**Work to complete:**
Give the number of lines in this listing that contain "time", with no other words.

------------------------------

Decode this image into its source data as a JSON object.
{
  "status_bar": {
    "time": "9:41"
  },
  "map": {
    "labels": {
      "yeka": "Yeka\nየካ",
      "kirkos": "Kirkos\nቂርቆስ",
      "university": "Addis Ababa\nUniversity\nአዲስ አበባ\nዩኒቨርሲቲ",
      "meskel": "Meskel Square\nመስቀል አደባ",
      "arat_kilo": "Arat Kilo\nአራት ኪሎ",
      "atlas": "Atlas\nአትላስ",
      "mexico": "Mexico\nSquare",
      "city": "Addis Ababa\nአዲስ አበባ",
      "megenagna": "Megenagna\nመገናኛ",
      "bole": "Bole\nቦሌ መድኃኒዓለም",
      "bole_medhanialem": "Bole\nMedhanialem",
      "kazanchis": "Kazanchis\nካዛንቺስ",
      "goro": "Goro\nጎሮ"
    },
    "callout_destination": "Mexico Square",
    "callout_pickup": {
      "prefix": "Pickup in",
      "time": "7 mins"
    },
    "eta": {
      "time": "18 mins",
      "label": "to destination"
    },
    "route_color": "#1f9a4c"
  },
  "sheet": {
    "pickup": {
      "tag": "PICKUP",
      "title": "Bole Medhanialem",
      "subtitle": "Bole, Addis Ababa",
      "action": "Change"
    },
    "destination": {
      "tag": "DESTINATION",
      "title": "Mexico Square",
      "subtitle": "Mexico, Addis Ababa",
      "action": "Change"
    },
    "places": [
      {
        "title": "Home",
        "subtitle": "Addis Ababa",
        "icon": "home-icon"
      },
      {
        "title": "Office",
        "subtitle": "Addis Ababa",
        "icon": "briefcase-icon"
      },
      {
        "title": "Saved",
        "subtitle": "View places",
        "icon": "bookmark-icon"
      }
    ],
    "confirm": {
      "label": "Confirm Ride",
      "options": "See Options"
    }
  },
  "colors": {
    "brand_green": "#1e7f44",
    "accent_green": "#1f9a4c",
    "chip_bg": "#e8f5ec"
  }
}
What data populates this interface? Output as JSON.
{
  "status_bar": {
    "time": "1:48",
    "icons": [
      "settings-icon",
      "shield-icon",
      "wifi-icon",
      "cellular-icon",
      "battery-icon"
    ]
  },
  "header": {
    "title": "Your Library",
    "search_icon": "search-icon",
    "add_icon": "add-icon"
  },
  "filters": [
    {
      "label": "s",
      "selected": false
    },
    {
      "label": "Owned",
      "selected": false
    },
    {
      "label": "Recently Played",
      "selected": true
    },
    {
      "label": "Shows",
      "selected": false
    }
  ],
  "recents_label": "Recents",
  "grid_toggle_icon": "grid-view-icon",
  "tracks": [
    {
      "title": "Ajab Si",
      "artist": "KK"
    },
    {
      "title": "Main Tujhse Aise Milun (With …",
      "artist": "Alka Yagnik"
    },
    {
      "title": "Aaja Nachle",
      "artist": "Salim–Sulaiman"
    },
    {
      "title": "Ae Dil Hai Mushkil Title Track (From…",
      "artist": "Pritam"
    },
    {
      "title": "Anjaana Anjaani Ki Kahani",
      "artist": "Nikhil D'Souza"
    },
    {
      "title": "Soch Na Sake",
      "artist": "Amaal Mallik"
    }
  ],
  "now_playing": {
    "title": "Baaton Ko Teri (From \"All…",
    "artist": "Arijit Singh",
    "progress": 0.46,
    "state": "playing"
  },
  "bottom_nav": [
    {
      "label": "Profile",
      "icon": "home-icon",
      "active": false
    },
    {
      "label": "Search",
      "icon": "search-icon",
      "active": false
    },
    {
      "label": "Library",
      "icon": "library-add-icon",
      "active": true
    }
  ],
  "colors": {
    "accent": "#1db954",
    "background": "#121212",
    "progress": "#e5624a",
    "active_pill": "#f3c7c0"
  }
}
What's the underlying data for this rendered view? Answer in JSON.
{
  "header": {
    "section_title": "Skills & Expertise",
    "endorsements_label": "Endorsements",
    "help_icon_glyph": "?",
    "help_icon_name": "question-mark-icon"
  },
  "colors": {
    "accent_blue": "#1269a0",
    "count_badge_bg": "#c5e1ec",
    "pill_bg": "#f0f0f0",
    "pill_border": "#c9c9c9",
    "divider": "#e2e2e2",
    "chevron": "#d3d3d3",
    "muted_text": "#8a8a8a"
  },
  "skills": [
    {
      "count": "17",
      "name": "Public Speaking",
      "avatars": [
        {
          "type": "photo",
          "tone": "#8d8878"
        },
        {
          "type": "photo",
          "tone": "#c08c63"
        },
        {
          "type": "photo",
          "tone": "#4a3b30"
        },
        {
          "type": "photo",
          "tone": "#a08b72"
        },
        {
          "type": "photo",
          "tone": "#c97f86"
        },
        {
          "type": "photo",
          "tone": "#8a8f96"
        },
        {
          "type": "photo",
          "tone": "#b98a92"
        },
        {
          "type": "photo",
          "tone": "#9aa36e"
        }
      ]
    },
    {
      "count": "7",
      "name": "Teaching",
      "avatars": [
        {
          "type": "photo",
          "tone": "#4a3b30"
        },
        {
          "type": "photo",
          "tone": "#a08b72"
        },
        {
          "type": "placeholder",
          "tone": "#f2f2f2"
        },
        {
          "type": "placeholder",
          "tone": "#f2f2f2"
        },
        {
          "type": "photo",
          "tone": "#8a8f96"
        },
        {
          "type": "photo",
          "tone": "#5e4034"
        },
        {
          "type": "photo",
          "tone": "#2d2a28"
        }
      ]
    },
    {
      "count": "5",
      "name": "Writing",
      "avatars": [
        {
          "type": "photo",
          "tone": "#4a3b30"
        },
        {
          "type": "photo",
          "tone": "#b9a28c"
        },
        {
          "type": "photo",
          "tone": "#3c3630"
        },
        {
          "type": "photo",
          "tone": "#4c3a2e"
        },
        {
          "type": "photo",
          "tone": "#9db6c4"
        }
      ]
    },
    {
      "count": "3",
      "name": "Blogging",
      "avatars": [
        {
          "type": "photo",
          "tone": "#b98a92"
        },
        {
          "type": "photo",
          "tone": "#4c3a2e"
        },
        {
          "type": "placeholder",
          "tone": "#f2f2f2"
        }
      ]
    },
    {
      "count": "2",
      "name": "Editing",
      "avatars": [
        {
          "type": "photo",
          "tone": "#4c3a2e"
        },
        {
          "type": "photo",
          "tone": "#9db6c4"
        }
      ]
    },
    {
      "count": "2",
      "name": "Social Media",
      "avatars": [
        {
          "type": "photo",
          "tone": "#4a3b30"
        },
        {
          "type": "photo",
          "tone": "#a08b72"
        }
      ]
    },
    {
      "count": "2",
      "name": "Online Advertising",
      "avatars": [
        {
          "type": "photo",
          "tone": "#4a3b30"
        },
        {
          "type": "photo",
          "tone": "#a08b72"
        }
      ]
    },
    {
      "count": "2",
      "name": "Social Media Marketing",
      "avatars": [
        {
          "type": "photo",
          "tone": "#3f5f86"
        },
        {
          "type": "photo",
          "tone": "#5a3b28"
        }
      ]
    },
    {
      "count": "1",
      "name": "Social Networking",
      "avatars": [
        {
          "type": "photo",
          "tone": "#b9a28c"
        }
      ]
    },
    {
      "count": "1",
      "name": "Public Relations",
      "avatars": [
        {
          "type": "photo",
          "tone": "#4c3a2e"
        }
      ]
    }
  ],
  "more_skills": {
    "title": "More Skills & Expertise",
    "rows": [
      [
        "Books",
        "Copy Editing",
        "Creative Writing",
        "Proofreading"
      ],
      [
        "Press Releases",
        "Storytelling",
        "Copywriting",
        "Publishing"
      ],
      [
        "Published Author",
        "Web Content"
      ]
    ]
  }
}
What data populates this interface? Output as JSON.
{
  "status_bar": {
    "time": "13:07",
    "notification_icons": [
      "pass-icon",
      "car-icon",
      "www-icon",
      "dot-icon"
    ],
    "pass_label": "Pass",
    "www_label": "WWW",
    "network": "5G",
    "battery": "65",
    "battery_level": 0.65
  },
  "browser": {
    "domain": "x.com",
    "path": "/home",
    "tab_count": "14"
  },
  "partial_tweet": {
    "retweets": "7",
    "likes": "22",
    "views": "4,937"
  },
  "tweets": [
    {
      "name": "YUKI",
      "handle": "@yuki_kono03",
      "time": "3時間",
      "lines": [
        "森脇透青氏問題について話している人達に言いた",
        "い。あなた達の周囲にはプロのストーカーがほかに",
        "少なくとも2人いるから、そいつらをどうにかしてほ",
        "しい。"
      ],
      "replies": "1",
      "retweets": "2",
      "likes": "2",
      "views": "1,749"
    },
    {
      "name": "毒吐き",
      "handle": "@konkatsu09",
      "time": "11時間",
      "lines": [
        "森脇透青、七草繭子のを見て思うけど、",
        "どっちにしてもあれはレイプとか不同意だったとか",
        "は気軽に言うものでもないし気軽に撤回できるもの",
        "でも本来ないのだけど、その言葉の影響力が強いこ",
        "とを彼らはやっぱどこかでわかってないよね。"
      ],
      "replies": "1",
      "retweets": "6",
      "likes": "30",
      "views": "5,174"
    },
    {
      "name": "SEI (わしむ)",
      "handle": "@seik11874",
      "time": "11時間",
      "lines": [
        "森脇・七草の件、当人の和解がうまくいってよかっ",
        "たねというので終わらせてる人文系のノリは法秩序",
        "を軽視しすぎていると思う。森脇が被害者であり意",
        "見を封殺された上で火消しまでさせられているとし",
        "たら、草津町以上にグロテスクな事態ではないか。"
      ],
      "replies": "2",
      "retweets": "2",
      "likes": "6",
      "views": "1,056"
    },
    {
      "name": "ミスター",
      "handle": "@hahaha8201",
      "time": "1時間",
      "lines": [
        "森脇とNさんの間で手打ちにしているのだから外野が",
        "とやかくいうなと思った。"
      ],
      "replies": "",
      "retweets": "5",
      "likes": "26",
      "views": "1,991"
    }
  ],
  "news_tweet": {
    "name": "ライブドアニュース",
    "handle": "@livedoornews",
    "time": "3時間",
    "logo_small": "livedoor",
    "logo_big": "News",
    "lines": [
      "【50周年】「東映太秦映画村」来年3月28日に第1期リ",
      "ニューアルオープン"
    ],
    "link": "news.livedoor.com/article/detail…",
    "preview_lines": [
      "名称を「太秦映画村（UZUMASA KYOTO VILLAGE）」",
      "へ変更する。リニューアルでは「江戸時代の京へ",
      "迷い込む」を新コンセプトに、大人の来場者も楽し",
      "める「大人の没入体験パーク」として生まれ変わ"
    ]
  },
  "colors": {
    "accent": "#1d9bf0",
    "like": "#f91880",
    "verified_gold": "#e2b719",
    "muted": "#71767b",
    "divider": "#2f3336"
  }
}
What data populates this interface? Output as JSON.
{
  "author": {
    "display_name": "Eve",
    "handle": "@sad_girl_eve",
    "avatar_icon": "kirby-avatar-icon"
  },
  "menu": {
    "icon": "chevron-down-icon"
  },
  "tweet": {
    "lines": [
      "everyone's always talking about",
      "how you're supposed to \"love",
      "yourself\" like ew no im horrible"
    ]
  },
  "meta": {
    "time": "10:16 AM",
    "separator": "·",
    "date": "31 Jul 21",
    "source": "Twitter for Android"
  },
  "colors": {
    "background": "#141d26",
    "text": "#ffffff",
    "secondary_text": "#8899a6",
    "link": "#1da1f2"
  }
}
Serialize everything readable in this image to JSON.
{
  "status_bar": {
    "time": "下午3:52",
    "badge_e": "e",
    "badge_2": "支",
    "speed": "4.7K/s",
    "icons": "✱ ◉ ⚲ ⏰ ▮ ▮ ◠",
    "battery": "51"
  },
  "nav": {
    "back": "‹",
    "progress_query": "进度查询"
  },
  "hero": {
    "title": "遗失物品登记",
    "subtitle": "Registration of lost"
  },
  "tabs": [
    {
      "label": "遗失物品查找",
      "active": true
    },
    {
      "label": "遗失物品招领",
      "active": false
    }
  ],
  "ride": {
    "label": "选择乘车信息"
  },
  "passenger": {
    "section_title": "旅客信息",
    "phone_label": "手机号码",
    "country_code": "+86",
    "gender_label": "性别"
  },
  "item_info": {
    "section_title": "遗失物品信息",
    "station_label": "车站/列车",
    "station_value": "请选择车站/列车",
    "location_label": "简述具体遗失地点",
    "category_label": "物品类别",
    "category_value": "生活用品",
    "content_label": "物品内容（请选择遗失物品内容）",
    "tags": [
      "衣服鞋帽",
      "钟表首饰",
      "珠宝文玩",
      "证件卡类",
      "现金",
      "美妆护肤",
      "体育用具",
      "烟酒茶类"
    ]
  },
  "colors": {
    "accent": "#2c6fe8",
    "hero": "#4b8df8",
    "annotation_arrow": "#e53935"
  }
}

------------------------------

**Exercise answer:**
12